Present people, not diseases

Instead of focusing on all the past medical problems a patient has, you should focus on who they are first.

As a hospitalist at an academic center, every morning I listen to my residents present their new admissions. After the age and sex of the patient, more often than not, I am given a list of past medical problems before hearing the patient's chief symptom or the reason for admission. I look around to see if medical students or other residents are paying attention, and often I see in their faces that they are not. When I ask presenters why they tell me the list of past medical problems, most of them say it is because they want their audience to have a good idea of who the patient is.

Dr Darwish
Dr. Darwish

So who are these patients? Are they just a list of medical problems? My answer is simple: They are people. People with families, jobs, and hobbies. Therefore, “A 54-year-old mother of 5 children who currently works at a local grocery store presents with 2 days of diarrhea” is more interesting than “A 54-year-old female with a past history of hypertension, diabetes, hypothyroidism presents with 2 days of diarrhea.”

As a hospitalist, I believe one of my goals each day is to make sure my residents stay engaged and interested in their patients and in their colleagues' presentations. Thus, I think there are at least 3 reasons why residents should present their patients as people, not past medical problems.

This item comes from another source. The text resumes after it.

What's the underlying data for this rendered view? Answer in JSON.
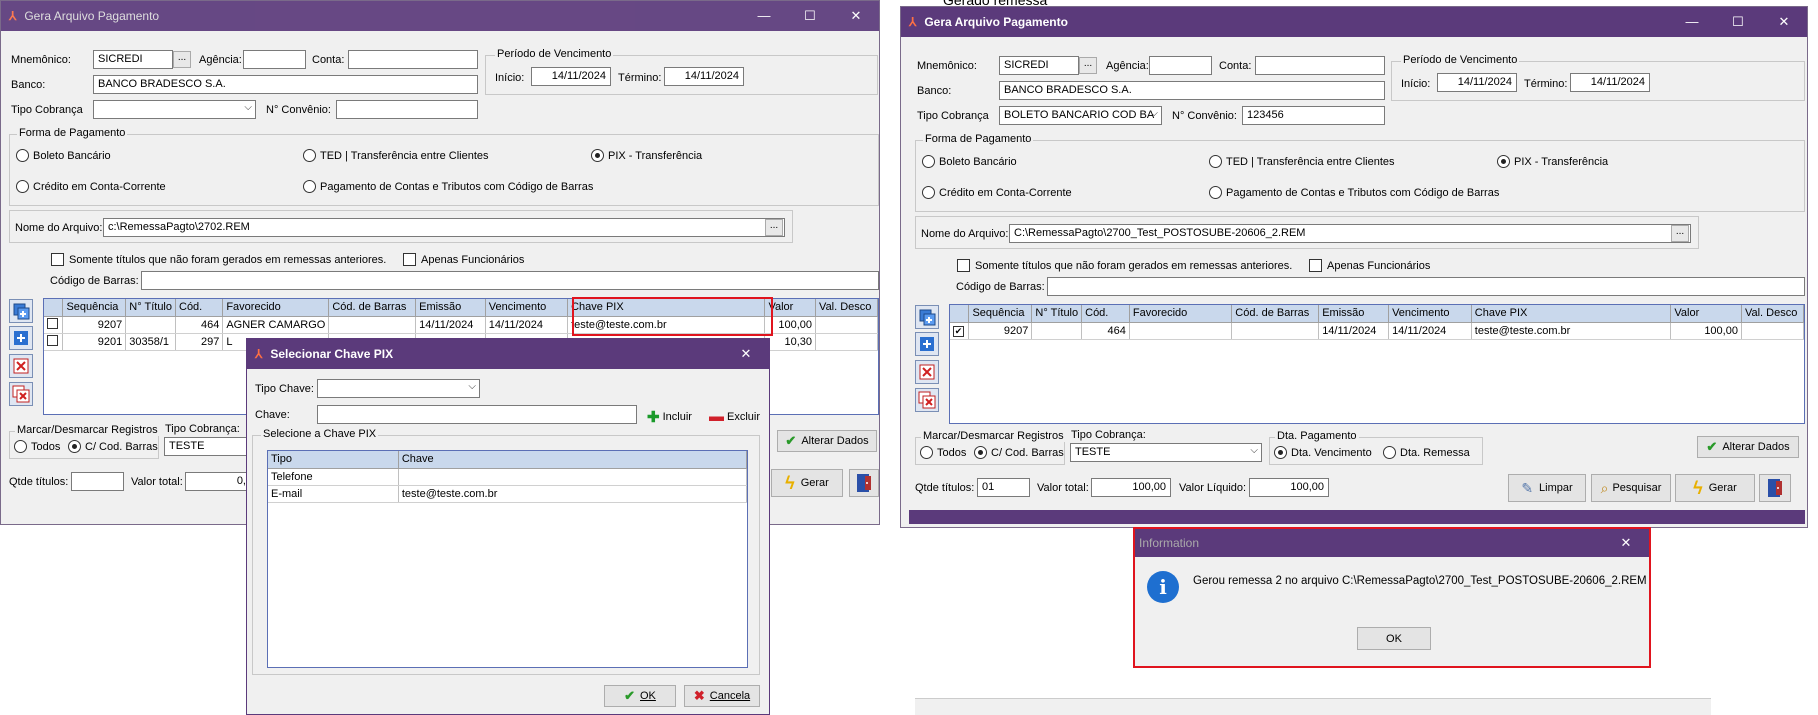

Reason #1. If you set the tone in your mind and for your audience that this patient is a person and not a disease, you provide better care. For example, if a celebrity were to be admitted to your service, naturally you would do your best taking care of him. You would control his pain, communicate well, and make sure he was getting everything he needed. Because you would already know a lot about him, you would feel as if you really knew him as a person. So, why not get to know your patients and make them all famous? This does not mean you need to spend hours with them. Simple questions regarding their occupations, hobbies, and family can help you create a better connection. Furthermore, when you ask them questions that are not medical, your patients may become more comfortable with you, which tends to lead to a more accurate history. So, instead of focusing on all the past medical problems a patient has, you should focus on who they are first.

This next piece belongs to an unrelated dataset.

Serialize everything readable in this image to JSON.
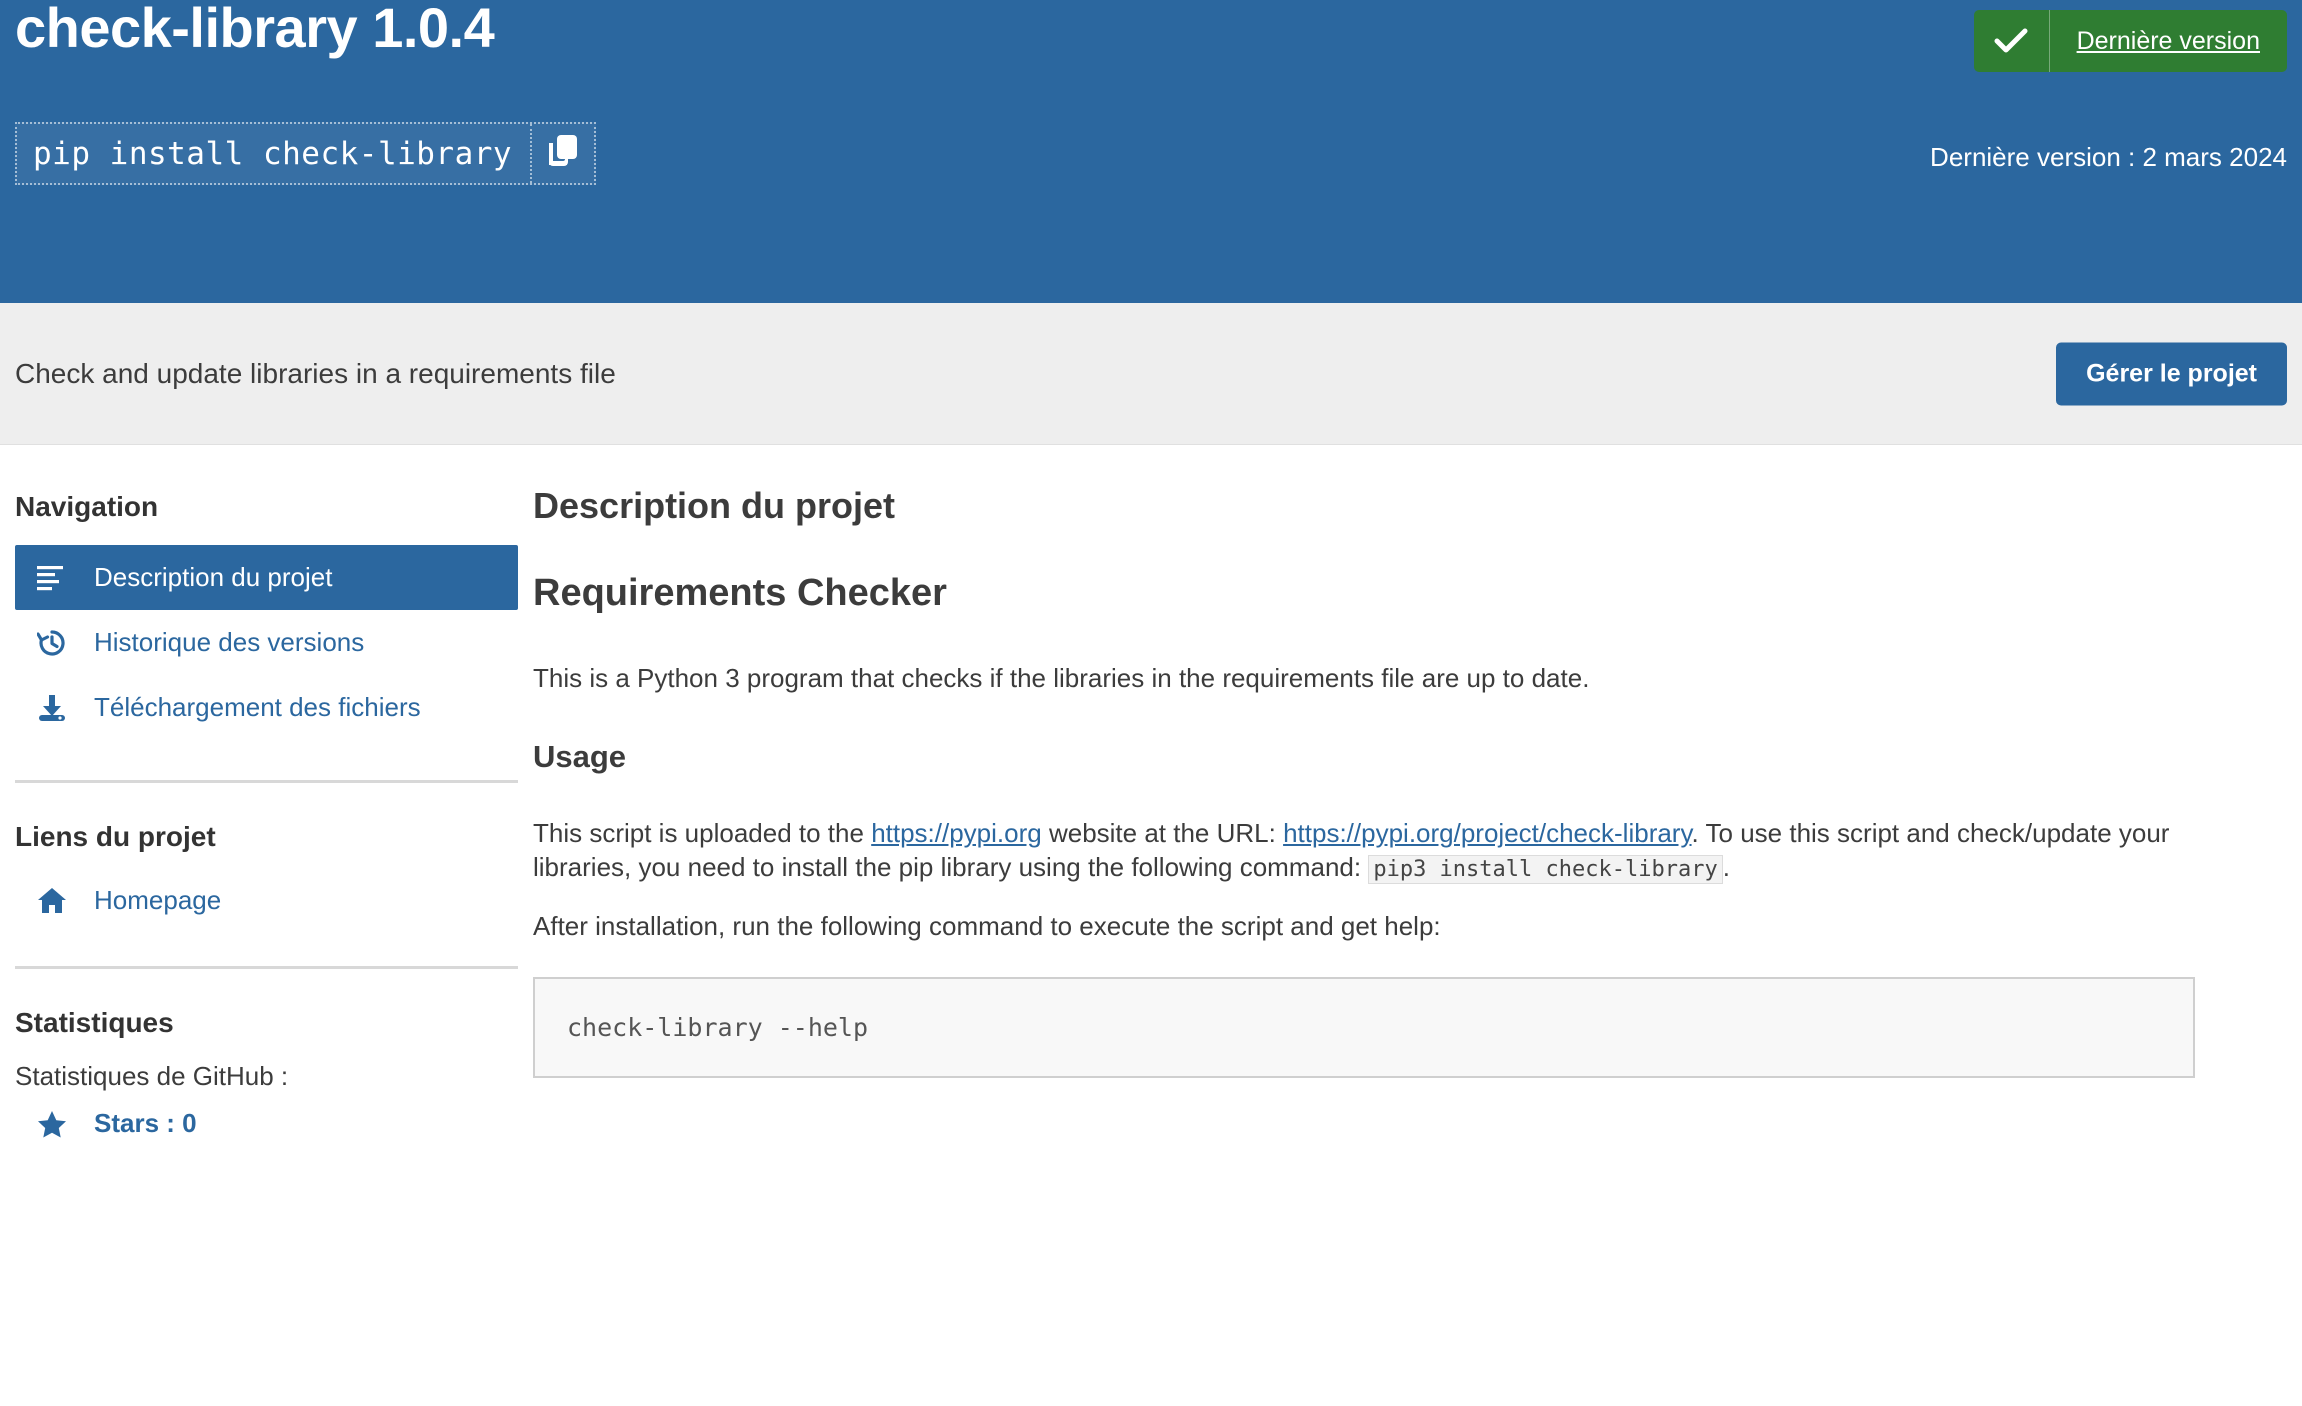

Reason #2. A good presentation keeps the listeners listening and increases the engagement of residents in the diagnosis and management process during rounds. Most often, when an intern is presenting, the other interns are not listening, thinking instead about their own presentations. How can you blame them? Every presentation sounds the same when it focuses on a list of past medical problems. I myself end up remembering my patients based on their medical problems and not based on who they are. Rounds get boring and monotonous, so what better way to engage your colleagues than to present your patients in an exciting way. I have noticed that the audience gets quite excited when the presenter says there is no medical history. So, let us all assume from the beginning that all these patients do not have a medical history.

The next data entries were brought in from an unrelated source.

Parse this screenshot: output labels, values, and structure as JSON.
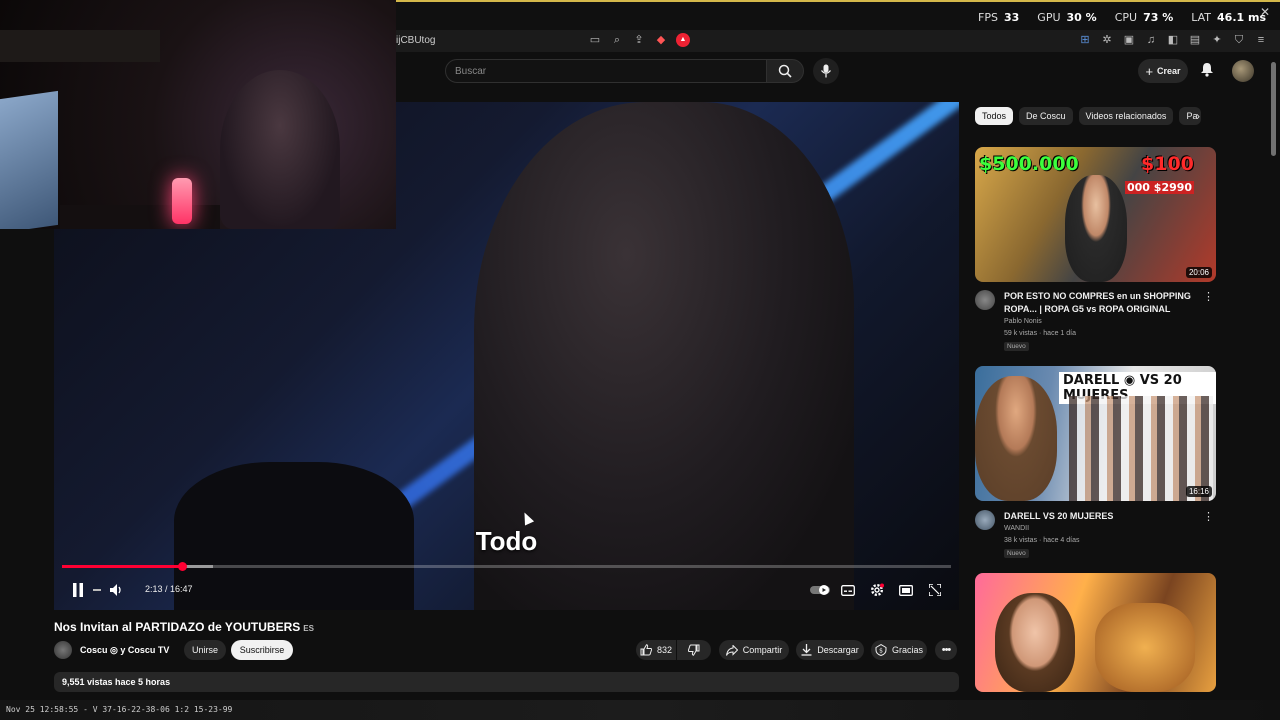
{
  "perf": {
    "fps_label": "FPS",
    "fps": "33",
    "gpu_label": "GPU",
    "gpu": "30 %",
    "cpu_label": "CPU",
    "cpu": "73 %",
    "lat_label": "LAT",
    "lat": "46.1 ms"
  },
  "browser": {
    "url_fragment": "ijCBUtog"
  },
  "header": {
    "search_placeholder": "Buscar",
    "create_label": "Crear"
  },
  "player": {
    "caption": "Todo",
    "time": "2:13 / 16:47",
    "progress_played": 0.135,
    "progress_buffered": 0.17
  },
  "video": {
    "title": "Nos Invitan al PARTIDAZO de YOUTUBERS",
    "lang_badge": "ES",
    "channel": "Coscu ◎ y Coscu TV",
    "join_label": "Unirse",
    "subscribe_label": "Suscribirse",
    "likes": "832",
    "share_label": "Compartir",
    "download_label": "Descargar",
    "thanks_label": "Gracias",
    "description": "9,551 vistas  hace 5 horas"
  },
  "sidebar": {
    "chips": [
      "Todos",
      "De Coscu",
      "Videos relacionados",
      "Pa"
    ],
    "videos": [
      {
        "thumb_text_left": "$500.000",
        "thumb_text_right": "$100",
        "thumb_sub": "000 $2990",
        "duration": "20:06",
        "title": "POR ESTO NO COMPRES en un SHOPPING ROPA... | ROPA G5 vs ROPA ORIGINAL",
        "channel": "Pablo Nonis",
        "stats": "59 k vistas · hace 1 día",
        "badge": "Nuevo"
      },
      {
        "thumb_text": "DARELL ◉ VS 20 MUJERES",
        "duration": "16:16",
        "title": "DARELL VS 20 MUJERES",
        "channel": "WANDII",
        "stats": "38 k vistas · hace 4 días",
        "badge": "Nuevo"
      }
    ]
  },
  "status_bar": {
    "text": "Nov 25 12:58:55 - V 37-16-22-38-06 1:2 15-23-99"
  },
  "colors": {
    "accent_red": "#ff0033",
    "bg": "#0f0f0f",
    "chip_bg": "#272727"
  }
}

Reason #3. Less focus on previous history helps avoid the “past medical history trap.” There are many clinical reasoning errors, but this is a common one—a resident blames a current problem on a past medical problem. For example, if a resident presents a 54-year-old woman with a history of COPD who has been short of breath for 2 days, the audience more often than not would say that this patient has a COPD exacerbation. Past medical problems can overwhelm and cloud beginning learners' assessment of patients. At the outset of a presentation, it's better to focus on the elements of the chief symptom, rather than on past medical problems.

In addition to these 3 reasons, patients are becoming more complicated and carrying many medical problems. To define them as a “complicated medical history” or by some or all of their medical problems dehumanizes them, which I believe leads to poor care and disgruntled residents. So, let us all stop treating our patients like diseases and start treating them like people.